C of E
February 1, 2019
Meirion Griffiths, trying hard to evade justice
AN ANGLICAN priest, the Revd Meirion Griffiths, has been extradited from Australia on charges of historic sexual abuse.
Mr Griffiths, of Coachwood Way, Maddington, Perth, was arrested and charged in Perth in November 2017, and has been fighting extradition ever since. He arrived at Heathrow in the early hours of Thursday and appeared at Crawley Magistrates Court, where he entered a plea of not guilty. There was no application for bail, and he has been remanded in custody.
A news release from Sussex Police on Thursday said that he had been charged on an extradition warrant issued by Westminster Magistrates’ Court in London in December 2016. “The warrant alleges that he committed several indecent assaults against a girl then in her late teens in the mid-1970’s, and several indecent assaults against a woman then in her mid-twenties in 1982. All the offences are alleged to have taken place at various locations in West Sussex.”
He is believed to be the first Anglican priest to be extradited on historic sexual charges. The only other priest known to have been extradited was Laurence Soper, a former Roman Catholic priest, who jumped bail and spent five years in Kosovo. He was returned to the UK in 2017 and is currently serving 18 years in prison for sexual offences against schoolboys in Ealing.
Mr Griffiths, who is 80, was ordained in 1966. He served curacies in north London, Taunton, and Radipole (Salisbury diocese), before becoming Rector of St Pancras and St John, Chichester, from 1974 to 1982 (when the offences are alleged to have taken place). He then moved to Wales, serving as Rector of Corwen and Llangar, and Rural Dean of Edeyrnion (St Asaph diocese) from 1982 to 1988.
In 1988, he moved to Australia, where he was Assistant Curate of Albany, Rector of Collie, and then Priest-in-Charge of Maddington.
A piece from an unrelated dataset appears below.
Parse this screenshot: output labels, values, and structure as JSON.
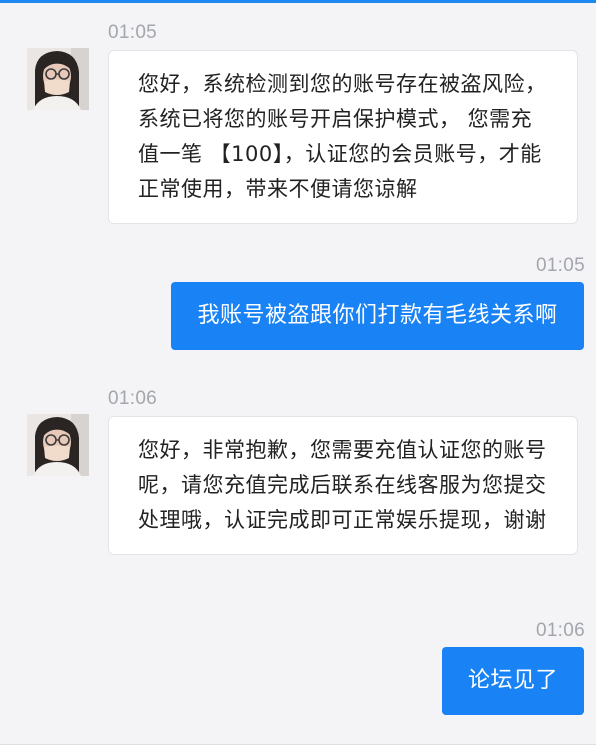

He retired in 2000.
Mr Griffiths is to appear at Portsmouth Crown Court on 1 March.
Just one in ten babies in England is baptised into the Church of England with the numbers even lower in London at three in every hundred
January 26, 2019
Here is more evidence of the decline of the Church of England –
Only one in ten babies is baptised into the Church of England – and in London, the figure is even lower at three in every 100, a national breakdown of the Church’s strength has revealed.
The tiny minority of infants who are introduced to Christianity by the CofE in London is mirrored in other major cities.
In Birmingham, only 5 per cent of babies are christened by the Anglican church; in Bristol it’s 6 per cent; in Manchester 8 per cent; and in Nottingham 9 per cent.
Only one in ten babies is baptised into the Church of England. The figures are particularly low in cities +2
Only one in ten babies is baptised into the Church of England. The figures are particularly low in cities
But the proportion of newborn children who are baptised is much higher in provincial towns and rural areas. In the Hereford diocese, for example, one in four babies is christened by the CofE.
The figures come from an analysis of churchgoing in 2017 in the CofE’s 46 dioceses. It shows that across England an average of 10 per cent of babies under one were baptised – down from 14 per cent in 2007.
Less than 50 people attend Sunday services at a typical English parish church. The figures for the London diocese do not include the capital south of the Thames, which is the Southwark diocese, where 5 per cent of babies under one are baptised into the CofE.
The Reverend Sandra Millar, its head of christenings, weddings and funerals, said: ‘Cities often have more transient populations as well as more religious diversity.’
The Church of England has issued guidance on how churches can welcome transgender people into the Anglican faith with a ‘celebratory’ service for those who have transitioned +2
The Church of England has issued guidance on how churches can welcome transgender people into the Anglican faith with a ‘celebratory’ service for those who have transitioned
August 4, 2018
- Peter Ball has moved to Somerset to start a new life after sex abuse conviction
- Ball, 86, was jailed for 32 months in October 2015 for historic abuse against boys
- The former bishop of Lewes and Gloucester was a friend of Prince Charles
“There is much more opportunity for sex with children in the Catholic Church,” says Ball.
A sex abuser bishop who was supported by Prince Charles has started a new life in the West Country where he hopes to become a Catholic.
Peter Ball, 86, moved into an 18th century property in a Somerset village after his release from prison last year for abusing 16 young men.
The revelations come days after it emerged Charles had described him as the victim of ‘monstrous wrongs’.
The supportive relationship was detailed in a series of letters given to the child sex abuse inquiry, which heard new claims of an alleged Establishment ‘cover up’ of Ball’s behaviour.
Despite his offences, the former bishop of Lewes and Gloucester is still the recipient of a generous Church of England pension.
Ball last night said he had been forbidden from discussing the ongoing inquiry, which is investigating how he escaped prosecution for decades after his offending came to light.